Stored records:
################
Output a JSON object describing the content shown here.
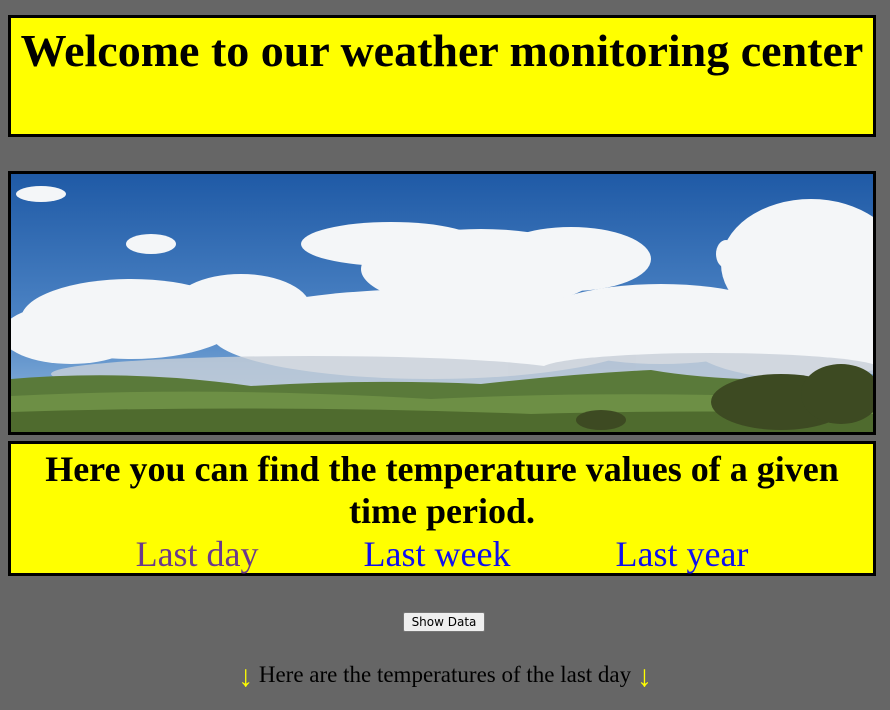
{
  "header": {
    "title": "Welcome to our weather monitoring center"
  },
  "banner": {
    "image_name": "sky-landscape-image"
  },
  "period_section": {
    "heading": "Here you can find the temperature values of a given time period.",
    "links": [
      "Last day",
      "Last week",
      "Last year"
    ]
  },
  "show_button": {
    "label": "Show Data"
  },
  "result": {
    "text": "Here are the temperatures of the last day",
    "arrow_left": "↓",
    "arrow_right": "↓"
  },
  "colors": {
    "background": "#666666",
    "box": "#ffff00",
    "border": "#000000",
    "visited_link": "#6b3a8c",
    "link": "#1010ee",
    "arrow": "#ffff00"
  }
}
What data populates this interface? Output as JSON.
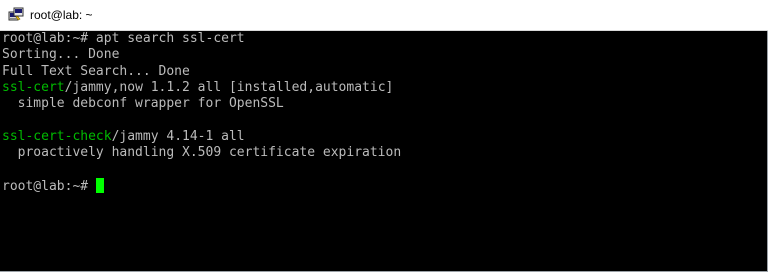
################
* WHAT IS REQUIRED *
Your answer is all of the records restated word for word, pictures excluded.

* OUTPUT FOR THIS TASK *
Output a JSON object describing the content shown here.
{
  "header": {
    "title": "Welcome to our weather monitoring center"
  },
  "banner": {
    "image_name": "sky-landscape-image"
  },
  "period_section": {
    "heading": "Here you can find the temperature values of a given time period.",
    "links": [
      "Last day",
      "Last week",
      "Last year"
    ]
  },
  "show_button": {
    "label": "Show Data"
  },
  "result": {
    "text": "Here are the temperatures of the last day",
    "arrow_left": "↓",
    "arrow_right": "↓"
  },
  "colors": {
    "background": "#666666",
    "box": "#ffff00",
    "border": "#000000",
    "visited_link": "#6b3a8c",
    "link": "#1010ee",
    "arrow": "#ffff00"
  }
}
What data populates this interface? Output as JSON.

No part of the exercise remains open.